-- Problem requirements --
Print all entries precisely as they are written.

Data about app and page elements
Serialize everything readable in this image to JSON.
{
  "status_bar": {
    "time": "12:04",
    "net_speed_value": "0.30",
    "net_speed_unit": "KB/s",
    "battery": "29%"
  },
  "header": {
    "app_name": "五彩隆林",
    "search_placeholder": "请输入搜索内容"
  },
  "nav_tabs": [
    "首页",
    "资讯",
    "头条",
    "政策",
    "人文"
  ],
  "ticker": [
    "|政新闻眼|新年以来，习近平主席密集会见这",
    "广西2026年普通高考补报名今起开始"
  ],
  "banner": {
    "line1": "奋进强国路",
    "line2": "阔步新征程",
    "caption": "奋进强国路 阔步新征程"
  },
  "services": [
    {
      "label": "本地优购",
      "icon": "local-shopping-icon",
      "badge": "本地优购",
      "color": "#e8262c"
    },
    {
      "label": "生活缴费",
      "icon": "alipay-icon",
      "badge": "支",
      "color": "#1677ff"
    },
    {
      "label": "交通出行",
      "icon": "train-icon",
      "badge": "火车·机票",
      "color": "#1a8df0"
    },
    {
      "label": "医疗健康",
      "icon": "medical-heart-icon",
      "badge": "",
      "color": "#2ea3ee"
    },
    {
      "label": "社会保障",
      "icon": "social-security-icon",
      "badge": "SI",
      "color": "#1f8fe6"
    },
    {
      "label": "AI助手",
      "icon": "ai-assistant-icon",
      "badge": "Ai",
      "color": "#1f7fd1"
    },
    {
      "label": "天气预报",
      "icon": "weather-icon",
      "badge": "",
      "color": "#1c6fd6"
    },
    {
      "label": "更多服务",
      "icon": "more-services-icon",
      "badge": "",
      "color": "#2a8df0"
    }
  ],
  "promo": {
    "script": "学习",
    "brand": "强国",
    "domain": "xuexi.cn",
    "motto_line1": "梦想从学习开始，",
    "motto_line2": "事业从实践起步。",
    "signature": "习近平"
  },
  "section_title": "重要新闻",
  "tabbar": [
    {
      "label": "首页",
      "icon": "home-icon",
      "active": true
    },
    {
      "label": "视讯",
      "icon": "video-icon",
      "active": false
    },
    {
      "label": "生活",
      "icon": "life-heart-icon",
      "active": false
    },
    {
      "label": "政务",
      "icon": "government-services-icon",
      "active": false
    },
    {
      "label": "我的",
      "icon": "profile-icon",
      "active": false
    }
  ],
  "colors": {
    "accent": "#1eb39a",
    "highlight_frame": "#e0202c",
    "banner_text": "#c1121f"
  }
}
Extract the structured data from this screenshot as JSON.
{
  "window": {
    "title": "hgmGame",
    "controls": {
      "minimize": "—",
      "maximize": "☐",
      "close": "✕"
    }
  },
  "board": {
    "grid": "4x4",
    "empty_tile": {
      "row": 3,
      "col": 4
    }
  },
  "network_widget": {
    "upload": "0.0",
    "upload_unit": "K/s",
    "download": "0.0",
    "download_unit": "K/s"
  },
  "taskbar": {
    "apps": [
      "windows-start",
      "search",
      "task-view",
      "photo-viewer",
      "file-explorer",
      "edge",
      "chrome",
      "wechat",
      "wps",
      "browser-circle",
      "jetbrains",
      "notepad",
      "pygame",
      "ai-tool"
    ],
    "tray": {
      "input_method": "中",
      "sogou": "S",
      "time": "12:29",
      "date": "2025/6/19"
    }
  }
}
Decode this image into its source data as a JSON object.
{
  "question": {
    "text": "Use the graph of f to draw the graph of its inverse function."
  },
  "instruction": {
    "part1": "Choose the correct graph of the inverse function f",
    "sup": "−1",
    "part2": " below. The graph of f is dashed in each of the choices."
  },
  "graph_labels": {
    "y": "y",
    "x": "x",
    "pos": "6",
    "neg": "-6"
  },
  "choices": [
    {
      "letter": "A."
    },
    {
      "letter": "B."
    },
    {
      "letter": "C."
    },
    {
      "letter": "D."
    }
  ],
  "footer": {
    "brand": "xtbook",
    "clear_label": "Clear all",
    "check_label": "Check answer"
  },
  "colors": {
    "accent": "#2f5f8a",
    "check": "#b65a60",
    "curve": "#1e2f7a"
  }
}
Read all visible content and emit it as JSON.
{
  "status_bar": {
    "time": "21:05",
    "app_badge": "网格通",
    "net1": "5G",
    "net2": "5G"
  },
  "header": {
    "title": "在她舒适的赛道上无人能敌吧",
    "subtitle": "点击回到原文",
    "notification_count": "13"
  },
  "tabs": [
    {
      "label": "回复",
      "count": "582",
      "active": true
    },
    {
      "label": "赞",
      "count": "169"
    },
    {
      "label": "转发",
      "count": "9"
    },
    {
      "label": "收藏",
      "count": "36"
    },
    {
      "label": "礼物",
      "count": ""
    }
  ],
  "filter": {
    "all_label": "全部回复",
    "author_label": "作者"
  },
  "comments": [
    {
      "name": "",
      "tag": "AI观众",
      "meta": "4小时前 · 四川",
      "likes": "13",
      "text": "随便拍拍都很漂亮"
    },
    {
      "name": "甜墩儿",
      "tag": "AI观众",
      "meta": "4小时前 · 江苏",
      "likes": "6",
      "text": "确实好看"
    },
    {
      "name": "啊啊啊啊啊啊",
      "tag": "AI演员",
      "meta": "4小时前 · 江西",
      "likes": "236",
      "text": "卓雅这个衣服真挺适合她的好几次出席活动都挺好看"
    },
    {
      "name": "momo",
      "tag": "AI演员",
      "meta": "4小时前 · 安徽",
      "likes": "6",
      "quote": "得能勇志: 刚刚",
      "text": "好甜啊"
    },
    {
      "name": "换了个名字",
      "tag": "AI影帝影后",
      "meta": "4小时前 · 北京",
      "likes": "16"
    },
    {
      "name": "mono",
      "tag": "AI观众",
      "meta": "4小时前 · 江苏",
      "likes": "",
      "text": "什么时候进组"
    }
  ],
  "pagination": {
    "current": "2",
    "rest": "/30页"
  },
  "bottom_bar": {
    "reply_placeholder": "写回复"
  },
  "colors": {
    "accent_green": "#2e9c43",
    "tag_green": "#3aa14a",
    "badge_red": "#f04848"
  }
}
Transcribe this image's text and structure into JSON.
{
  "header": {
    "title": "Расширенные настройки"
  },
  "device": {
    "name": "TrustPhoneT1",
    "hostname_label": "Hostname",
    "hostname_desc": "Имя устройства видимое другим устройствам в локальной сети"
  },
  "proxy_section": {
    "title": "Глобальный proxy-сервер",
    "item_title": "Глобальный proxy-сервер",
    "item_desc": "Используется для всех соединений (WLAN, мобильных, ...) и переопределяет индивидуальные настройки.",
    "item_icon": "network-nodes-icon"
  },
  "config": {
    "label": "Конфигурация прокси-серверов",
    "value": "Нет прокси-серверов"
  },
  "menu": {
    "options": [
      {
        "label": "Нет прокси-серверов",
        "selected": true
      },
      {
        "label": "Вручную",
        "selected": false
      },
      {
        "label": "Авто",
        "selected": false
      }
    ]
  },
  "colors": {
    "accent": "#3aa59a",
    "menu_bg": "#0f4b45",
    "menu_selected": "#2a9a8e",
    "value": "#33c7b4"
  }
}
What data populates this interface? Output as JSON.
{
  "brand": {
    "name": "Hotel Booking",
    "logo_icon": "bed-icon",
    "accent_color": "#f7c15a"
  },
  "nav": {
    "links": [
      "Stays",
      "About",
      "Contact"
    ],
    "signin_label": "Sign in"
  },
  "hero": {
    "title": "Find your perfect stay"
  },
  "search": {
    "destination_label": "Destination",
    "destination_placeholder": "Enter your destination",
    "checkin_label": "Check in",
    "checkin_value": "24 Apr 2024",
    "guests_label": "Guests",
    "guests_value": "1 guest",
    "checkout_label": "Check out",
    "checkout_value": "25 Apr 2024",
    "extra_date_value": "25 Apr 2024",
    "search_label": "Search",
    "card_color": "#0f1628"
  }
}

-- The answer --
Serialize everything readable in this image to JSON.
{
  "status_bar": {
    "time": "12:04",
    "net_speed_value": "0.30",
    "net_speed_unit": "KB/s",
    "battery": "29%"
  },
  "header": {
    "app_name": "五彩隆林",
    "search_placeholder": "请输入搜索内容"
  },
  "nav_tabs": [
    "首页",
    "资讯",
    "头条",
    "政策",
    "人文"
  ],
  "ticker": [
    "|政新闻眼|新年以来，习近平主席密集会见这",
    "广西2026年普通高考补报名今起开始"
  ],
  "banner": {
    "line1": "奋进强国路",
    "line2": "阔步新征程",
    "caption": "奋进强国路 阔步新征程"
  },
  "services": [
    {
      "label": "本地优购",
      "icon": "local-shopping-icon",
      "badge": "本地优购",
      "color": "#e8262c"
    },
    {
      "label": "生活缴费",
      "icon": "alipay-icon",
      "badge": "支",
      "color": "#1677ff"
    },
    {
      "label": "交通出行",
      "icon": "train-icon",
      "badge": "火车·机票",
      "color": "#1a8df0"
    },
    {
      "label": "医疗健康",
      "icon": "medical-heart-icon",
      "badge": "",
      "color": "#2ea3ee"
    },
    {
      "label": "社会保障",
      "icon": "social-security-icon",
      "badge": "SI",
      "color": "#1f8fe6"
    },
    {
      "label": "AI助手",
      "icon": "ai-assistant-icon",
      "badge": "Ai",
      "color": "#1f7fd1"
    },
    {
      "label": "天气预报",
      "icon": "weather-icon",
      "badge": "",
      "color": "#1c6fd6"
    },
    {
      "label": "更多服务",
      "icon": "more-services-icon",
      "badge": "",
      "color": "#2a8df0"
    }
  ],
  "promo": {
    "script": "学习",
    "brand": "强国",
    "domain": "xuexi.cn",
    "motto_line1": "梦想从学习开始，",
    "motto_line2": "事业从实践起步。",
    "signature": "习近平"
  },
  "section_title": "重要新闻",
  "tabbar": [
    {
      "label": "首页",
      "icon": "home-icon",
      "active": true
    },
    {
      "label": "视讯",
      "icon": "video-icon",
      "active": false
    },
    {
      "label": "生活",
      "icon": "life-heart-icon",
      "active": false
    },
    {
      "label": "政务",
      "icon": "government-services-icon",
      "active": false
    },
    {
      "label": "我的",
      "icon": "profile-icon",
      "active": false
    }
  ],
  "colors": {
    "accent": "#1eb39a",
    "highlight_frame": "#e0202c",
    "banner_text": "#c1121f"
  }
}
Extract the structured data from this screenshot as JSON.
{
  "window": {
    "title": "hgmGame",
    "controls": {
      "minimize": "—",
      "maximize": "☐",
      "close": "✕"
    }
  },
  "board": {
    "grid": "4x4",
    "empty_tile": {
      "row": 3,
      "col": 4
    }
  },
  "network_widget": {
    "upload": "0.0",
    "upload_unit": "K/s",
    "download": "0.0",
    "download_unit": "K/s"
  },
  "taskbar": {
    "apps": [
      "windows-start",
      "search",
      "task-view",
      "photo-viewer",
      "file-explorer",
      "edge",
      "chrome",
      "wechat",
      "wps",
      "browser-circle",
      "jetbrains",
      "notepad",
      "pygame",
      "ai-tool"
    ],
    "tray": {
      "input_method": "中",
      "sogou": "S",
      "time": "12:29",
      "date": "2025/6/19"
    }
  }
}
Decode this image into its source data as a JSON object.
{
  "question": {
    "text": "Use the graph of f to draw the graph of its inverse function."
  },
  "instruction": {
    "part1": "Choose the correct graph of the inverse function f",
    "sup": "−1",
    "part2": " below. The graph of f is dashed in each of the choices."
  },
  "graph_labels": {
    "y": "y",
    "x": "x",
    "pos": "6",
    "neg": "-6"
  },
  "choices": [
    {
      "letter": "A."
    },
    {
      "letter": "B."
    },
    {
      "letter": "C."
    },
    {
      "letter": "D."
    }
  ],
  "footer": {
    "brand": "xtbook",
    "clear_label": "Clear all",
    "check_label": "Check answer"
  },
  "colors": {
    "accent": "#2f5f8a",
    "check": "#b65a60",
    "curve": "#1e2f7a"
  }
}
Read all visible content and emit it as JSON.
{
  "status_bar": {
    "time": "21:05",
    "app_badge": "网格通",
    "net1": "5G",
    "net2": "5G"
  },
  "header": {
    "title": "在她舒适的赛道上无人能敌吧",
    "subtitle": "点击回到原文",
    "notification_count": "13"
  },
  "tabs": [
    {
      "label": "回复",
      "count": "582",
      "active": true
    },
    {
      "label": "赞",
      "count": "169"
    },
    {
      "label": "转发",
      "count": "9"
    },
    {
      "label": "收藏",
      "count": "36"
    },
    {
      "label": "礼物",
      "count": ""
    }
  ],
  "filter": {
    "all_label": "全部回复",
    "author_label": "作者"
  },
  "comments": [
    {
      "name": "",
      "tag": "AI观众",
      "meta": "4小时前 · 四川",
      "likes": "13",
      "text": "随便拍拍都很漂亮"
    },
    {
      "name": "甜墩儿",
      "tag": "AI观众",
      "meta": "4小时前 · 江苏",
      "likes": "6",
      "text": "确实好看"
    },
    {
      "name": "啊啊啊啊啊啊",
      "tag": "AI演员",
      "meta": "4小时前 · 江西",
      "likes": "236",
      "text": "卓雅这个衣服真挺适合她的好几次出席活动都挺好看"
    },
    {
      "name": "momo",
      "tag": "AI演员",
      "meta": "4小时前 · 安徽",
      "likes": "6",
      "quote": "得能勇志: 刚刚",
      "text": "好甜啊"
    },
    {
      "name": "换了个名字",
      "tag": "AI影帝影后",
      "meta": "4小时前 · 北京",
      "likes": "16"
    },
    {
      "name": "mono",
      "tag": "AI观众",
      "meta": "4小时前 · 江苏",
      "likes": "",
      "text": "什么时候进组"
    }
  ],
  "pagination": {
    "current": "2",
    "rest": "/30页"
  },
  "bottom_bar": {
    "reply_placeholder": "写回复"
  },
  "colors": {
    "accent_green": "#2e9c43",
    "tag_green": "#3aa14a",
    "badge_red": "#f04848"
  }
}
Transcribe this image's text and structure into JSON.
{
  "header": {
    "title": "Расширенные настройки"
  },
  "device": {
    "name": "TrustPhoneT1",
    "hostname_label": "Hostname",
    "hostname_desc": "Имя устройства видимое другим устройствам в локальной сети"
  },
  "proxy_section": {
    "title": "Глобальный proxy-сервер",
    "item_title": "Глобальный proxy-сервер",
    "item_desc": "Используется для всех соединений (WLAN, мобильных, ...) и переопределяет индивидуальные настройки.",
    "item_icon": "network-nodes-icon"
  },
  "config": {
    "label": "Конфигурация прокси-серверов",
    "value": "Нет прокси-серверов"
  },
  "menu": {
    "options": [
      {
        "label": "Нет прокси-серверов",
        "selected": true
      },
      {
        "label": "Вручную",
        "selected": false
      },
      {
        "label": "Авто",
        "selected": false
      }
    ]
  },
  "colors": {
    "accent": "#3aa59a",
    "menu_bg": "#0f4b45",
    "menu_selected": "#2a9a8e",
    "value": "#33c7b4"
  }
}
What data populates this interface? Output as JSON.
{
  "brand": {
    "name": "Hotel Booking",
    "logo_icon": "bed-icon",
    "accent_color": "#f7c15a"
  },
  "nav": {
    "links": [
      "Stays",
      "About",
      "Contact"
    ],
    "signin_label": "Sign in"
  },
  "hero": {
    "title": "Find your perfect stay"
  },
  "search": {
    "destination_label": "Destination",
    "destination_placeholder": "Enter your destination",
    "checkin_label": "Check in",
    "checkin_value": "24 Apr 2024",
    "guests_label": "Guests",
    "guests_value": "1 guest",
    "checkout_label": "Check out",
    "checkout_value": "25 Apr 2024",
    "extra_date_value": "25 Apr 2024",
    "search_label": "Search",
    "card_color": "#0f1628"
  }
}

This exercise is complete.